Data extracted from a collection:
+ + + + +
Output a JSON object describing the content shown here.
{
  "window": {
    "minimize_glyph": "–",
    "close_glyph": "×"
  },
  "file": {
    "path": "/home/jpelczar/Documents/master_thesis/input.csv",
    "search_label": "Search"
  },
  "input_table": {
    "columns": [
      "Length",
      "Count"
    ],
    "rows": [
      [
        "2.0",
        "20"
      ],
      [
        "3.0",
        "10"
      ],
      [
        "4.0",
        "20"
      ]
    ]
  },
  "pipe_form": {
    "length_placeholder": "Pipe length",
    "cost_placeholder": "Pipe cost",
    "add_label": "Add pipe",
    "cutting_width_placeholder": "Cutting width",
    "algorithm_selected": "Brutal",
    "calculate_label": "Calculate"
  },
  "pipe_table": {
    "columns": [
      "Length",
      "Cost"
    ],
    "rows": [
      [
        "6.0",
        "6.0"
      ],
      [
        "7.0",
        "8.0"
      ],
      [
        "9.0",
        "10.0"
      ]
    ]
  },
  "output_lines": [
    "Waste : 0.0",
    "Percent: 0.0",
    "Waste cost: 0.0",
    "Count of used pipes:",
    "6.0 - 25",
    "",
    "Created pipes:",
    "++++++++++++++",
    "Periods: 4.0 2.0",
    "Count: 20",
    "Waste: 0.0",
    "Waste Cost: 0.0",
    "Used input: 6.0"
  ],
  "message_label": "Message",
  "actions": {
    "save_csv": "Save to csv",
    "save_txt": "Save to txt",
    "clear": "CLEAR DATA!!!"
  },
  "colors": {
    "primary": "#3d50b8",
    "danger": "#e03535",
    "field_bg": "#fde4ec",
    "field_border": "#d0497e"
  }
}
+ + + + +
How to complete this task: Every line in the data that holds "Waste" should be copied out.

Answer for the task:
    "Waste : 0.0",
    "Waste cost: 0.0",
    "Waste: 0.0",
    "Waste Cost: 0.0",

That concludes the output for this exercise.